Health care is a provincial and territorial responsibility and the members of Canada's federation want to talk dollars, but Philpott insists she doesn't control the purse strings. So talking about changing the system may be a tough sell.
A former family doctor herself, Philpott's remarks over the past several months paint a picture of what she'd like Canada's health care system to look like, even as she acknowledges that some of the changes go beyond what the federal government can do.
Less fragmentation, more primary care
Philpott admits a bias. She'd like a system that's rooted in primary care. That means Canadians dealing with their family physician, G.P. or a nurse practitioner. Rather than being sent across the city for tests and to meet with specialists, she argues for better co-ordination.
Philpott says rejigging the system to focus it around the primary care provider would save money and lead to healthier patients.
"Fragmentation leads to waste, it leads to frustration, and to dangerous delays in care."

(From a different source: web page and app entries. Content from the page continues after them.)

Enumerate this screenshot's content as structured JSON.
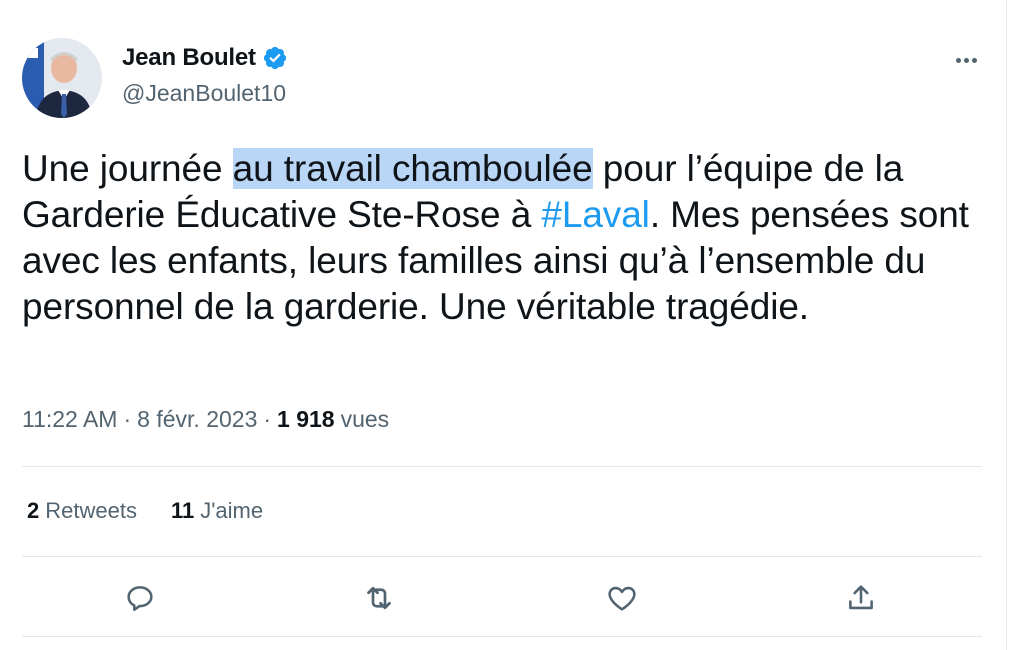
{
  "author": {
    "name": "Jean Boulet",
    "handle": "@JeanBoulet10",
    "verified": true
  },
  "tweet": {
    "text_before": "Une journée ",
    "text_highlight": "au travail chamboulée",
    "text_middle": " pour l’équipe de la Garderie Éducative Ste-Rose à ",
    "hashtag": "#Laval",
    "text_after": ". Mes pensées sont avec les enfants, leurs familles ainsi qu’à l’ensemble du personnel de la garderie. Une véritable tragédie."
  },
  "meta": {
    "time": "11:22 AM",
    "separator": "·",
    "date": "8 févr. 2023",
    "views_count": "1 918",
    "views_label": "vues"
  },
  "stats": {
    "retweets_count": "2",
    "retweets_label": "Retweets",
    "likes_count": "11",
    "likes_label": "J'aime"
  },
  "icons": {
    "more": "more-horizontal-icon",
    "reply": "reply-icon",
    "retweet": "retweet-icon",
    "like": "heart-icon",
    "share": "share-icon",
    "verified": "verified-badge-icon"
  },
  "colors": {
    "accent": "#1d9bf0",
    "highlight": "#bad6f7",
    "text": "#0f1419",
    "secondary": "#536471"
  }
}
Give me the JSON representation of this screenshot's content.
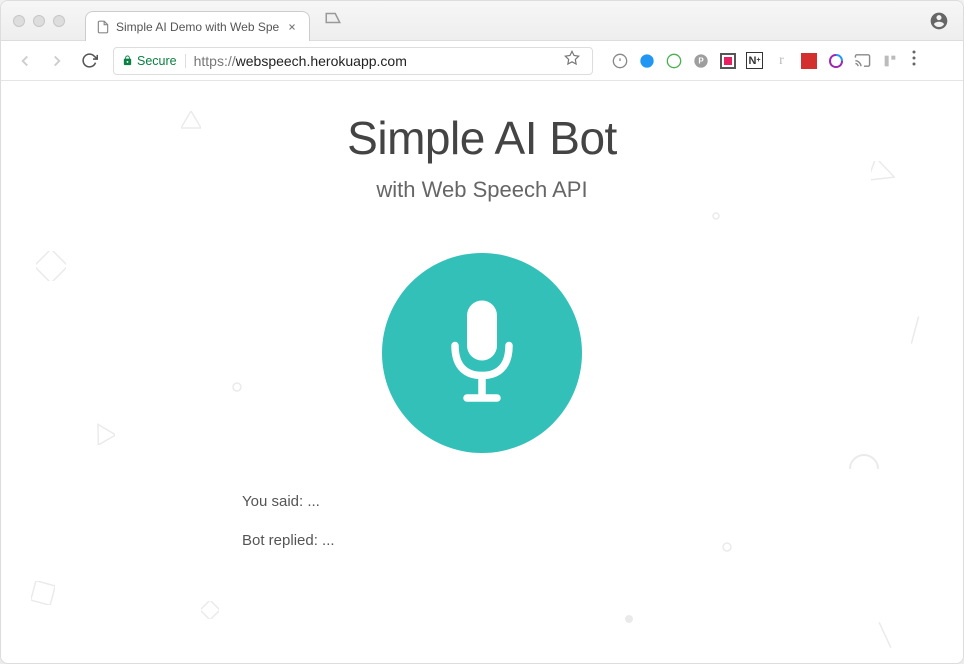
{
  "browser": {
    "tab": {
      "title": "Simple AI Demo with Web Spe"
    },
    "address": {
      "secure_label": "Secure",
      "protocol": "https://",
      "domain": "webspeech.herokuapp.com"
    }
  },
  "page": {
    "title": "Simple AI Bot",
    "subtitle": "with Web Speech API",
    "you_said_label": "You said: ",
    "you_said_value": "...",
    "bot_replied_label": "Bot replied: ",
    "bot_replied_value": "..."
  },
  "colors": {
    "accent": "#32c0b8",
    "secure_green": "#0b8043"
  }
}
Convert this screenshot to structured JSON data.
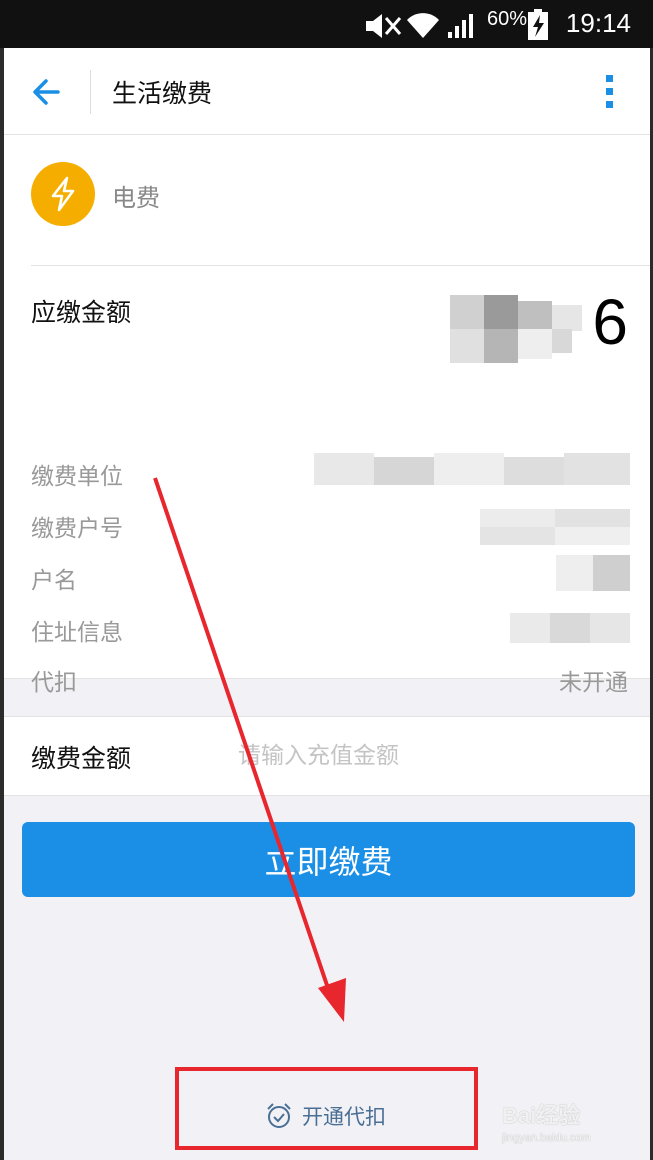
{
  "status_bar": {
    "battery_percent": "60%",
    "time": "19:14"
  },
  "app_bar": {
    "title": "生活缴费"
  },
  "bill": {
    "type_name": "电费",
    "icon_color": "#f5ae00",
    "due_label": "应缴金额",
    "due_amount_visible_suffix": "6",
    "info_rows": [
      {
        "label": "缴费单位",
        "value": ""
      },
      {
        "label": "缴费户号",
        "value": ""
      },
      {
        "label": "户名",
        "value": ""
      },
      {
        "label": "住址信息",
        "value": ""
      },
      {
        "label": "代扣",
        "value": "未开通"
      }
    ]
  },
  "payment": {
    "amount_label": "缴费金额",
    "amount_placeholder": "请输入充值金额",
    "pay_button_label": "立即缴费",
    "button_color": "#1b8fe6"
  },
  "footer": {
    "autopay_label": "开通代扣"
  },
  "annotation": {
    "color": "#e8262e"
  },
  "watermark": {
    "main": "Bai经验",
    "sub": "jingyan.baidu.com"
  }
}
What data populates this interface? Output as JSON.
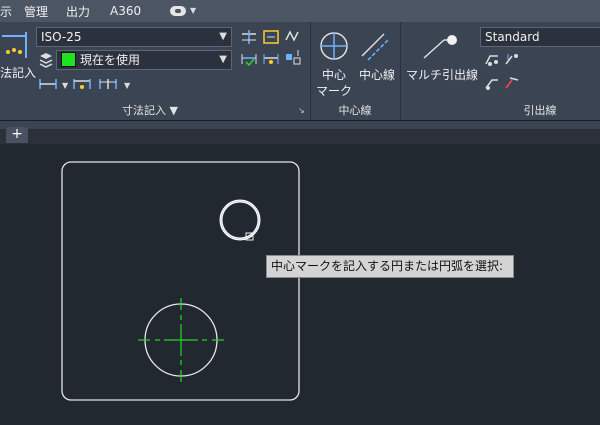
{
  "menubar": {
    "items": [
      "示",
      "管理",
      "出力",
      "A360"
    ]
  },
  "ribbon": {
    "dim_style": "ISO-25",
    "dim_layer": "現在を使用",
    "big_button_label": "法記入",
    "dim_panel_title": "寸法記入",
    "centermark_label_1": "中心",
    "centermark_label_2": "マーク",
    "centerline_label": "中心線",
    "centerline_panel_title": "中心線",
    "multileader_label": "マルチ引出線",
    "leader_style": "Standard",
    "leader_panel_title": "引出線"
  },
  "prompt": {
    "tooltip": "中心マークを記入する円または円弧を選択:"
  },
  "colors": {
    "canvas": "#212830",
    "ribbon": "#3b4453",
    "center_mark": "#22dd22"
  }
}
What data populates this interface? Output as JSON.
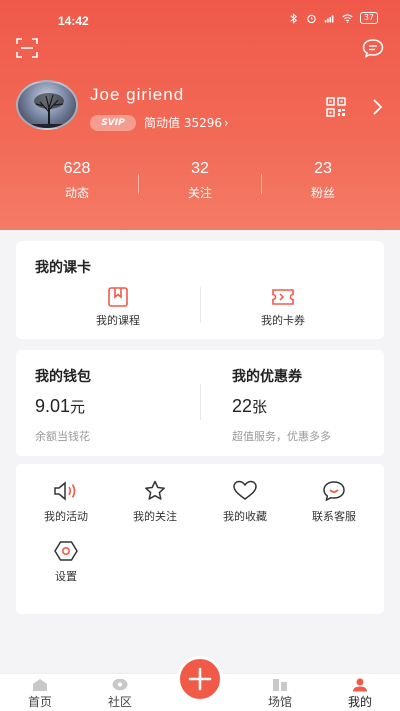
{
  "status": {
    "time": "14:42",
    "battery": "37"
  },
  "profile": {
    "name": "Joe giriend",
    "vip": "SVIP",
    "score": "简动值 35296",
    "score_chevron": "›"
  },
  "stats": [
    {
      "num": "628",
      "label": "动态"
    },
    {
      "num": "32",
      "label": "关注"
    },
    {
      "num": "23",
      "label": "粉丝"
    }
  ],
  "course_card": {
    "title": "我的课卡",
    "items": [
      {
        "label": "我的课程"
      },
      {
        "label": "我的卡券"
      }
    ]
  },
  "wallet": {
    "title": "我的钱包",
    "value": "9.01",
    "unit": "元",
    "sub": "余额当钱花"
  },
  "coupon": {
    "title": "我的优惠券",
    "value": "22",
    "unit": "张",
    "sub": "超值服务，优惠多多"
  },
  "services": [
    {
      "label": "我的活动",
      "icon": "speaker-icon"
    },
    {
      "label": "我的关注",
      "icon": "star-icon"
    },
    {
      "label": "我的收藏",
      "icon": "heart-icon"
    },
    {
      "label": "联系客服",
      "icon": "chat-smile-icon"
    },
    {
      "label": "设置",
      "icon": "settings-icon"
    }
  ],
  "tabs": [
    {
      "label": "首页",
      "icon": "home-icon"
    },
    {
      "label": "社区",
      "icon": "community-icon"
    },
    {
      "label": "场馆",
      "icon": "venue-icon"
    },
    {
      "label": "我的",
      "icon": "profile-icon"
    }
  ],
  "colors": {
    "accent": "#f25a48",
    "header_top": "#f0594a",
    "header_bottom": "#f47b66"
  }
}
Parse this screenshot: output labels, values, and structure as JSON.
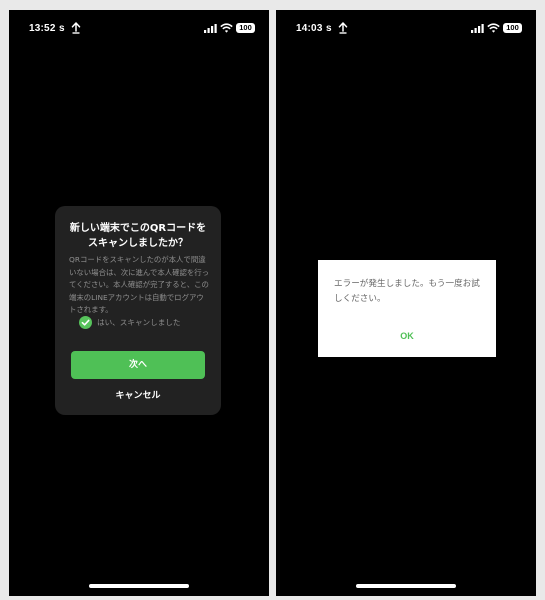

There's an app for that
Philpott argues that if Canadians can do their banking on their phone, accessing health care should be easier.
"It's shocking that in the age of Facebook and e-commerce, we're still using fax machines in doctors' offices and most Canadians still can't go online for their health records."
She's also enthusiastic about other forms of innovation to help make health care more efficient. It's something she and the provincial health ministers have agreed is a priority, though Quebec's Health Minister Gaétan Barrette said he's skeptical about whether most proposed innovations in health care actually save money.
Home care has been the Liberals' biggest health care pitch. They've pledged $3 billion over four years to the cause, though other, related services like palliative care could also be funded by that money.
In her speech to the CMA, Philpott pointed to statistics about the cost of health care in Ontario. She said it costs $840 a day to keep a patient in hospital, while home care costs just $55 a day. Along with the savings, she says most patients would prefer to be at home.
As if the health care file wasn't big enough, Philpott says better health care means tackling the even larger issue of social inequity, an issue she says that all of government and even society needs to address.
She points particularly to the Indigenous population, saying lack of education, crowded housing, high unemployment and incarceration rates all have health repercussions. In a speech to health care professionals in Ottawa in September, she cited the stunning statistic that amongst Inuit, the rates of tuberculosis are 375 times higher than those for non-Indigenous Canadians.
"It's time to reclaim the political will, time and resources to develop and implement bold reforms in the funding and organization of front-line delivery," she said back in August.
Some provinces have no interest in getting direction from the federal government on "bold reforms." Others who might be on side are more likely to resist when they can't agree with the federal government on funding.
Take the question of innovation in health care. In September ,while attending the same conference as Philpott, Quebec's Barrette offered a warning about innovation. He said that, while it does sometimes improve the system, it almost never delivers the kind of cost saving it's expected to. The underlying message for Philpott: If you want me to innovate, you'll need to find more money to pay for it.
That's presuming such a thing would even be up for discussion. Barrette told reporters that any focus on how health care dollars are spent is a kind of trap to distract from the question of how much money is available.
"We're all talking about conditions — strings attached, no strings, loosely attached, tightly attached, whatever — but we're not talking about the real thing that comes first: Funding. It's a trap!"
If talking about how how health care is delivered is essentially off the table, agreeing on "bold reforms" and "system transformation" becomes virtually impossible.